The infamous middle finger salute is recognized by nearly everyone in our society, but to someone from a foreign country, it may be incomprehensible – or even worse, interpreted as some kind of precopulatory come-on. Likewise, Americans are likely to be clueless about the common gestures of a different culture. Which raises an intriguing question – particularly in the context of recent findings that linked cultural differences between China and America to varying degrees of cooperative behavior – about how culture influences the human brain.
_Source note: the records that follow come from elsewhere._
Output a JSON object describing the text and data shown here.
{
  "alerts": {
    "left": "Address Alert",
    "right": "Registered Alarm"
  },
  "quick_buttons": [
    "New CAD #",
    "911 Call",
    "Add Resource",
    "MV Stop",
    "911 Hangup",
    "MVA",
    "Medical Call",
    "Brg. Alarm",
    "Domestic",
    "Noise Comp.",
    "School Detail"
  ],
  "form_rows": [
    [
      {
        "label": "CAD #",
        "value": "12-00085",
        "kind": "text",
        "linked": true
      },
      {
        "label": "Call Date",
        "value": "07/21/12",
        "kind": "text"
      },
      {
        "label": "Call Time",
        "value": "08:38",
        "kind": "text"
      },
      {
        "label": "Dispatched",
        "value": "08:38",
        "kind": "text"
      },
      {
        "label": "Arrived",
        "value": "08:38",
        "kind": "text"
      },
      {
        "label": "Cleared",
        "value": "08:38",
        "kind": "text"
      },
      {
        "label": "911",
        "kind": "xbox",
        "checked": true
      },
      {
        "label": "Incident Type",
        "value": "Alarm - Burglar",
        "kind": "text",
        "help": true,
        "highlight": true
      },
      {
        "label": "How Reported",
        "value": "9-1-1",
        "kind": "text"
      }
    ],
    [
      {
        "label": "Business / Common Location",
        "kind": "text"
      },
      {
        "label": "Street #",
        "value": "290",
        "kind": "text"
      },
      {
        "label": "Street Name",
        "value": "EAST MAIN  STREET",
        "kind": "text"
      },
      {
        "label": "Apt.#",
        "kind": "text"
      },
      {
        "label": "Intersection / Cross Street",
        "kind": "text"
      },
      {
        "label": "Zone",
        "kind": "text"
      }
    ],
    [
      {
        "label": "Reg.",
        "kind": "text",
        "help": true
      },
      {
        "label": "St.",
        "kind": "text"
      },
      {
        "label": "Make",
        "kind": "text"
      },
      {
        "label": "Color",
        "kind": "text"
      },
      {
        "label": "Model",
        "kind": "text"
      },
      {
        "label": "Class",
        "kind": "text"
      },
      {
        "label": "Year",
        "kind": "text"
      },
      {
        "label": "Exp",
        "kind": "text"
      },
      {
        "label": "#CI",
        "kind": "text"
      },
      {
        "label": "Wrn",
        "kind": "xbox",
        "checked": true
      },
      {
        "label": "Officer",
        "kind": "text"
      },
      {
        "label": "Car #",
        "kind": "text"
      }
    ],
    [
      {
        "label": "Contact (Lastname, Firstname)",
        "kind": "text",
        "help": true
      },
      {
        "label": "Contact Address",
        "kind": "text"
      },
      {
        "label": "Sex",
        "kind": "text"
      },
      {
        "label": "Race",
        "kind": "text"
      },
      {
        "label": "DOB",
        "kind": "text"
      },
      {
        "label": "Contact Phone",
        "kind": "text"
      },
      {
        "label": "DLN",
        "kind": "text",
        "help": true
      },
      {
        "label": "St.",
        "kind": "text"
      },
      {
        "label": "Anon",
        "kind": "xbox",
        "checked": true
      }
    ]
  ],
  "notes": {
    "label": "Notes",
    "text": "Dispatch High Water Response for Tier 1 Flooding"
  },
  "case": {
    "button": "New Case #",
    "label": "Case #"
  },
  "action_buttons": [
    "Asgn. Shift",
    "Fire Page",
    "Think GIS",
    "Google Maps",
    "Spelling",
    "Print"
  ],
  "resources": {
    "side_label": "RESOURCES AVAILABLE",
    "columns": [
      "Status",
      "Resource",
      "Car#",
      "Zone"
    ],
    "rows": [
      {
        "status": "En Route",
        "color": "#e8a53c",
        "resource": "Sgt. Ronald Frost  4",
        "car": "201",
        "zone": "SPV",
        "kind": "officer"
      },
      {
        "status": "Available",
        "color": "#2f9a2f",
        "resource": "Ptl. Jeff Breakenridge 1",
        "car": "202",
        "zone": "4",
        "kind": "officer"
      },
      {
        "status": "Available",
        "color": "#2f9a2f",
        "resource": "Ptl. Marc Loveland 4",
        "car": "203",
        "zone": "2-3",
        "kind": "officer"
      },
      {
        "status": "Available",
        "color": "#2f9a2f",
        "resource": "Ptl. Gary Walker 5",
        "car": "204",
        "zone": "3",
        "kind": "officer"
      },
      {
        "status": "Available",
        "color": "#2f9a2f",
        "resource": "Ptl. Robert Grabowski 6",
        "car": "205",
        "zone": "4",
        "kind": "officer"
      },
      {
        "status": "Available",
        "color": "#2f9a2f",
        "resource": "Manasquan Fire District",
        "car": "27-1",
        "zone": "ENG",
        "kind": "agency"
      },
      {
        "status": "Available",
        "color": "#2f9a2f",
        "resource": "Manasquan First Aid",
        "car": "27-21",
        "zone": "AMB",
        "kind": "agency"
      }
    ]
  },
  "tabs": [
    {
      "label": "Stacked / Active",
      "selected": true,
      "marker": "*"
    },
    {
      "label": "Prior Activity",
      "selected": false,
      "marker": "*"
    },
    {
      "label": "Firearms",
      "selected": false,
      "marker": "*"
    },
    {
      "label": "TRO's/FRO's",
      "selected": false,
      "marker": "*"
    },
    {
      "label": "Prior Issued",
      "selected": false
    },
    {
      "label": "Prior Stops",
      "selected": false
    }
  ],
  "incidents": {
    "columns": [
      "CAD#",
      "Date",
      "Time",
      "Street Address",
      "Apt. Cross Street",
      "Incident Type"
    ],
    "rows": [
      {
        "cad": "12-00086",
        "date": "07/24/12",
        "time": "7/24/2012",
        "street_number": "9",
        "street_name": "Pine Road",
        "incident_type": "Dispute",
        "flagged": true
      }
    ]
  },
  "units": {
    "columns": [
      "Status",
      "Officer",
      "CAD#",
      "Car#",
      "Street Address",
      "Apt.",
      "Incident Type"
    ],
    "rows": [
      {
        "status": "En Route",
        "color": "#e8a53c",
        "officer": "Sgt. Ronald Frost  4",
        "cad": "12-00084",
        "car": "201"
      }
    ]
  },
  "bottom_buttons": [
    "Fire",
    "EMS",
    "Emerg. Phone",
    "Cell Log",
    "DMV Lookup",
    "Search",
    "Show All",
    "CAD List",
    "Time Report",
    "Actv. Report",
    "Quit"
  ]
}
Istvan Molnar-Szakacs, a researcher at UCLA’s groovily-named Center for the Biology of Creativity, and Marco Iacoboni, director of the scarily-named Transcranial Magnetic Stimulation Lab at UCLA, contend that culture does indeed influence how the human brain develops. Their research, appearing in the current issue of PLoS ONE, looked specifically at the imprinting effects of culture on the brain’s mirror neuron network.
The researcher’s used two actors, one an American, the other a Nicaraguan, to perform a series of gestures – American, Nicaraguan, and meaningless hand gestures, to a group of American subjects. Transcranial magnetic stimulation was then used to gauge levels of “corticospinal excitability” – a measure of mirror neuron activity. They found that the American participants demonstrated higher mirror neuron activity while observing the American making gestures compared to the Nicaraguan. And when the Nicaraguan actor performed American gestures, the mirror neuron activation of the observers dropped.
“We believe these are some of the first data to show neurobiological responses to culture-specific stimuli,” said Molnar-Szakacs. “Our data show that both ethnicity and culture interact to influence activity in the brain, specifically within the mirror neuron network involved in social communication and interaction.”
“We are the heirs of communal but local traditions,” added Iacoboni. “Mirror neurons are the brain cells that help us in shaping our own culture. However, the neural mechanisms of mirroring that shape our assimilation of local traditions could also reveal other cultures, as long as such cross-cultural encounters are truly possible. All in all, our research suggests that with mirror neurons our brain mirrors people, not simply actions.”
According to the study, the neural systems supporting memory, empathy and general cognition encode information differently depending on who’s giving the information – a member of one’s own tribe, or an outsider. “An important conclusion from these results is that culture has a measurable influence on our brain and, as a result, our behavior. Researchers need to take this into consideration when drawing conclusions about brain function and human behavior,” noted Molnar-Szakacs. The findings, the researchers note, may also have implications for motor skill and language learning, intergroup communication, as well as the study of intergroup attitudes toward other cultures.